* [Exercise objective]
Only the lines that contain the string "Create" belong in the answer; pull them from the records.

....

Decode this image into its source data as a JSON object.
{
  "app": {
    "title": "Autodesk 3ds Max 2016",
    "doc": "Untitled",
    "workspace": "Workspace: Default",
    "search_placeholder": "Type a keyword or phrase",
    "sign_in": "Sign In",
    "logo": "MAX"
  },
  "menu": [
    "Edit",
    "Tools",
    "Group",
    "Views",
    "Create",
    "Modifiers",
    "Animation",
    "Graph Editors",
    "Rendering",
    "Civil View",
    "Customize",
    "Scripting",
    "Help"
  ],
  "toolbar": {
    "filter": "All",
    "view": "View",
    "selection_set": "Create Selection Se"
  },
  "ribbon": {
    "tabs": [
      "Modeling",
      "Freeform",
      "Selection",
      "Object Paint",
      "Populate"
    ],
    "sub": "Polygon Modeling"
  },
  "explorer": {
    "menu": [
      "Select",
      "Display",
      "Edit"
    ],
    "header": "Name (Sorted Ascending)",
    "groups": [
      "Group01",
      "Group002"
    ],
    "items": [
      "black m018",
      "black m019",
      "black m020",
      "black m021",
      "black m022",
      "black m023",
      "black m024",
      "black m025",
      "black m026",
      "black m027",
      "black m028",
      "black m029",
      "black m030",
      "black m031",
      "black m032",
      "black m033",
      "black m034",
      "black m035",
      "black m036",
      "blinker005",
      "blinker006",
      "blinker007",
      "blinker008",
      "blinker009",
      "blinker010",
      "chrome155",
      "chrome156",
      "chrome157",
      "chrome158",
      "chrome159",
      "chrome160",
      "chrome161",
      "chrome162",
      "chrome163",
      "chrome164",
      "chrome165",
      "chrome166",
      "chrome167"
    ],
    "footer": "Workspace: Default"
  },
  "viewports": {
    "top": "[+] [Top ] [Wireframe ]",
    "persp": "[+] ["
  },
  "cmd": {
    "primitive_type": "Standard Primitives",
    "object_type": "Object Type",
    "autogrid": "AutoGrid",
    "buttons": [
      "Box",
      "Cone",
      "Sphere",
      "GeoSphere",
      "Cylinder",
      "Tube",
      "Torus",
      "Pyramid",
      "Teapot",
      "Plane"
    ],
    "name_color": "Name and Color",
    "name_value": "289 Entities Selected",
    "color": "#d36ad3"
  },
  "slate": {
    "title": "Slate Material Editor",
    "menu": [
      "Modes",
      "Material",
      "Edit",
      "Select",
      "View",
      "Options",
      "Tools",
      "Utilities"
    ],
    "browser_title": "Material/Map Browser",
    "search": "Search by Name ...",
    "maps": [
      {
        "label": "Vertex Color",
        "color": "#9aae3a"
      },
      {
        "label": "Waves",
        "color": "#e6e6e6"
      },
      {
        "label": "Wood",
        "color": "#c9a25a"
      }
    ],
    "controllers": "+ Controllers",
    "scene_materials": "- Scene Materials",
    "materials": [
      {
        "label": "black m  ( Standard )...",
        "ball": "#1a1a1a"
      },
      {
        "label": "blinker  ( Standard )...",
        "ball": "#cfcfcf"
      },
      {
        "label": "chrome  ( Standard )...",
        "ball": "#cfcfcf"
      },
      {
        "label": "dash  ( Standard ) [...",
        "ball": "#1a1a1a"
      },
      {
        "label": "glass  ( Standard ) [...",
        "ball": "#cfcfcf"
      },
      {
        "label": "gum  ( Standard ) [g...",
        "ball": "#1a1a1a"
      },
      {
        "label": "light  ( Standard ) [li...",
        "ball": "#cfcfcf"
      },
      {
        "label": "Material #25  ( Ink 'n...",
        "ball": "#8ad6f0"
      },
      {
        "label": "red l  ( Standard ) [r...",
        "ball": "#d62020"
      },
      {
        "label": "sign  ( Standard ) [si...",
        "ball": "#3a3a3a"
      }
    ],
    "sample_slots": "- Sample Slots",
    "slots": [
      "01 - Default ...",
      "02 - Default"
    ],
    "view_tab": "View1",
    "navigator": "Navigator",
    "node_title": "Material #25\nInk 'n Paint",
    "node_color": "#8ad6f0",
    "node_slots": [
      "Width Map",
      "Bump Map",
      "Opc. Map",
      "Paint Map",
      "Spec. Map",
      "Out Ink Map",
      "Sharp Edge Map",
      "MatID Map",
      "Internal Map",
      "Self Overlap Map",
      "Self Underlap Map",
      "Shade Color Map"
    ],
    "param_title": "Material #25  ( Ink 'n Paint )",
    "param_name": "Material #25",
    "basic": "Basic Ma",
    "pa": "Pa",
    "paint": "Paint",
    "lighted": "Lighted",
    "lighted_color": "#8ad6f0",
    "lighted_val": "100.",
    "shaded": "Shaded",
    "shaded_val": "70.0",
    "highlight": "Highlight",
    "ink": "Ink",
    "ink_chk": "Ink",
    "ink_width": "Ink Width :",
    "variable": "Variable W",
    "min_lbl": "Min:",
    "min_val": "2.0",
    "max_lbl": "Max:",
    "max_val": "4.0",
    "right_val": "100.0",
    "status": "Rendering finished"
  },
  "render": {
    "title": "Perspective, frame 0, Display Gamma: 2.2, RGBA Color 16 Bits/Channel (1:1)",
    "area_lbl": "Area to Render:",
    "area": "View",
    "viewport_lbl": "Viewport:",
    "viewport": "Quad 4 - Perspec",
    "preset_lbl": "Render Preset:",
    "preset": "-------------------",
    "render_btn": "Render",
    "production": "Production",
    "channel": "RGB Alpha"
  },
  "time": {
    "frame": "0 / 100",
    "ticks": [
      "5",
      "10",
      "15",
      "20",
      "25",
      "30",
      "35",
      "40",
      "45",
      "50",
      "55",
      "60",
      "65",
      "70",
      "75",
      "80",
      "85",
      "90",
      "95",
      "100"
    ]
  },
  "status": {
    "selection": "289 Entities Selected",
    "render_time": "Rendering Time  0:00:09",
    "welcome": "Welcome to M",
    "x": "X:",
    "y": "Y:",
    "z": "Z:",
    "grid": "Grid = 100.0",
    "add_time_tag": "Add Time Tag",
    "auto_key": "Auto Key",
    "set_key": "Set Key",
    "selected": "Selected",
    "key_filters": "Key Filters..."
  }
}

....

* [Your solution]
    "Create",
    "selection_set": "Create Selection Se"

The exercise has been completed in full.